[Start of section]

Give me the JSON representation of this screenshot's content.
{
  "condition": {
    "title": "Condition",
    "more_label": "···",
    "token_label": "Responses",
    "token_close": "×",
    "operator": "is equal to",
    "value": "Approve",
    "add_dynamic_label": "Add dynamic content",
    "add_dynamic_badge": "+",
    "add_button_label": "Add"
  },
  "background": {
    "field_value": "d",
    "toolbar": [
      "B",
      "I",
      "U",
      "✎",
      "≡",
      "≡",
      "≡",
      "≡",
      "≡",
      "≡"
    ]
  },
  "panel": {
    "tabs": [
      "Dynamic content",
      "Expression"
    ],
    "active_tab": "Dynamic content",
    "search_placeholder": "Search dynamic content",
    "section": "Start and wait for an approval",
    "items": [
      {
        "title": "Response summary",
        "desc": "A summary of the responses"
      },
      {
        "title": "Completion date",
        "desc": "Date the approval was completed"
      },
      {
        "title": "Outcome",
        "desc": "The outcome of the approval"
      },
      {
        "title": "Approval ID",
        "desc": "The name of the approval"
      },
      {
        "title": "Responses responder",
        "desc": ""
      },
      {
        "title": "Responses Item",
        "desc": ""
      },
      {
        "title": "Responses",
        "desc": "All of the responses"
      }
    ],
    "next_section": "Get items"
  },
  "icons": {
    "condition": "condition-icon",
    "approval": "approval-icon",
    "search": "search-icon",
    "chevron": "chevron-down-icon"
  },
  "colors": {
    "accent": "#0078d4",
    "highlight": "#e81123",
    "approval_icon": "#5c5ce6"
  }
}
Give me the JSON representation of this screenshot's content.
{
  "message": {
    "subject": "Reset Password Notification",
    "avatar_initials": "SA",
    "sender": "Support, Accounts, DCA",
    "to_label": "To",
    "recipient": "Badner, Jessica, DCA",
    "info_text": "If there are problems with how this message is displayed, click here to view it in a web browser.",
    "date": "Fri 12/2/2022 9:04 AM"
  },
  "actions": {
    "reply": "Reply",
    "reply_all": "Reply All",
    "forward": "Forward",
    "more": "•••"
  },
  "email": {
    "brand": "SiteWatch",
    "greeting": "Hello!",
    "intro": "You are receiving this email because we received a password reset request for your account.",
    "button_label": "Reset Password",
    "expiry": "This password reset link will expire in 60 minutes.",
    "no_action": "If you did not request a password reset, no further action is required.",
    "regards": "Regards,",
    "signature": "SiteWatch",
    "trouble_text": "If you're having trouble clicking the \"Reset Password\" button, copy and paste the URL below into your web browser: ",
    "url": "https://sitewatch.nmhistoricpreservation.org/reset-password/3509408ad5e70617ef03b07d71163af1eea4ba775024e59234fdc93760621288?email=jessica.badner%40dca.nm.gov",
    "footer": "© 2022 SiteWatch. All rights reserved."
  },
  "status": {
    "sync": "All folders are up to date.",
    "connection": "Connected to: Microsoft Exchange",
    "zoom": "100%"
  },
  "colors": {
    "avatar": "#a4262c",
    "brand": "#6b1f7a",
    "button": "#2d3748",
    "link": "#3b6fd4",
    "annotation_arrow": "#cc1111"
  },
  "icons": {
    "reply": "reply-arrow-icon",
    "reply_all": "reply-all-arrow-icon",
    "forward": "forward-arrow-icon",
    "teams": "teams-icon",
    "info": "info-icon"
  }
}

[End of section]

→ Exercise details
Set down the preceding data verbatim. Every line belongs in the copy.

→ Task output
Give me the JSON representation of this screenshot's content.
{
  "condition": {
    "title": "Condition",
    "more_label": "···",
    "token_label": "Responses",
    "token_close": "×",
    "operator": "is equal to",
    "value": "Approve",
    "add_dynamic_label": "Add dynamic content",
    "add_dynamic_badge": "+",
    "add_button_label": "Add"
  },
  "background": {
    "field_value": "d",
    "toolbar": [
      "B",
      "I",
      "U",
      "✎",
      "≡",
      "≡",
      "≡",
      "≡",
      "≡",
      "≡"
    ]
  },
  "panel": {
    "tabs": [
      "Dynamic content",
      "Expression"
    ],
    "active_tab": "Dynamic content",
    "search_placeholder": "Search dynamic content",
    "section": "Start and wait for an approval",
    "items": [
      {
        "title": "Response summary",
        "desc": "A summary of the responses"
      },
      {
        "title": "Completion date",
        "desc": "Date the approval was completed"
      },
      {
        "title": "Outcome",
        "desc": "The outcome of the approval"
      },
      {
        "title": "Approval ID",
        "desc": "The name of the approval"
      },
      {
        "title": "Responses responder",
        "desc": ""
      },
      {
        "title": "Responses Item",
        "desc": ""
      },
      {
        "title": "Responses",
        "desc": "All of the responses"
      }
    ],
    "next_section": "Get items"
  },
  "icons": {
    "condition": "condition-icon",
    "approval": "approval-icon",
    "search": "search-icon",
    "chevron": "chevron-down-icon"
  },
  "colors": {
    "accent": "#0078d4",
    "highlight": "#e81123",
    "approval_icon": "#5c5ce6"
  }
}
Give me the JSON representation of this screenshot's content.
{
  "message": {
    "subject": "Reset Password Notification",
    "avatar_initials": "SA",
    "sender": "Support, Accounts, DCA",
    "to_label": "To",
    "recipient": "Badner, Jessica, DCA",
    "info_text": "If there are problems with how this message is displayed, click here to view it in a web browser.",
    "date": "Fri 12/2/2022 9:04 AM"
  },
  "actions": {
    "reply": "Reply",
    "reply_all": "Reply All",
    "forward": "Forward",
    "more": "•••"
  },
  "email": {
    "brand": "SiteWatch",
    "greeting": "Hello!",
    "intro": "You are receiving this email because we received a password reset request for your account.",
    "button_label": "Reset Password",
    "expiry": "This password reset link will expire in 60 minutes.",
    "no_action": "If you did not request a password reset, no further action is required.",
    "regards": "Regards,",
    "signature": "SiteWatch",
    "trouble_text": "If you're having trouble clicking the \"Reset Password\" button, copy and paste the URL below into your web browser: ",
    "url": "https://sitewatch.nmhistoricpreservation.org/reset-password/3509408ad5e70617ef03b07d71163af1eea4ba775024e59234fdc93760621288?email=jessica.badner%40dca.nm.gov",
    "footer": "© 2022 SiteWatch. All rights reserved."
  },
  "status": {
    "sync": "All folders are up to date.",
    "connection": "Connected to: Microsoft Exchange",
    "zoom": "100%"
  },
  "colors": {
    "avatar": "#a4262c",
    "brand": "#6b1f7a",
    "button": "#2d3748",
    "link": "#3b6fd4",
    "annotation_arrow": "#cc1111"
  },
  "icons": {
    "reply": "reply-arrow-icon",
    "reply_all": "reply-all-arrow-icon",
    "forward": "forward-arrow-icon",
    "teams": "teams-icon",
    "info": "info-icon"
  }
}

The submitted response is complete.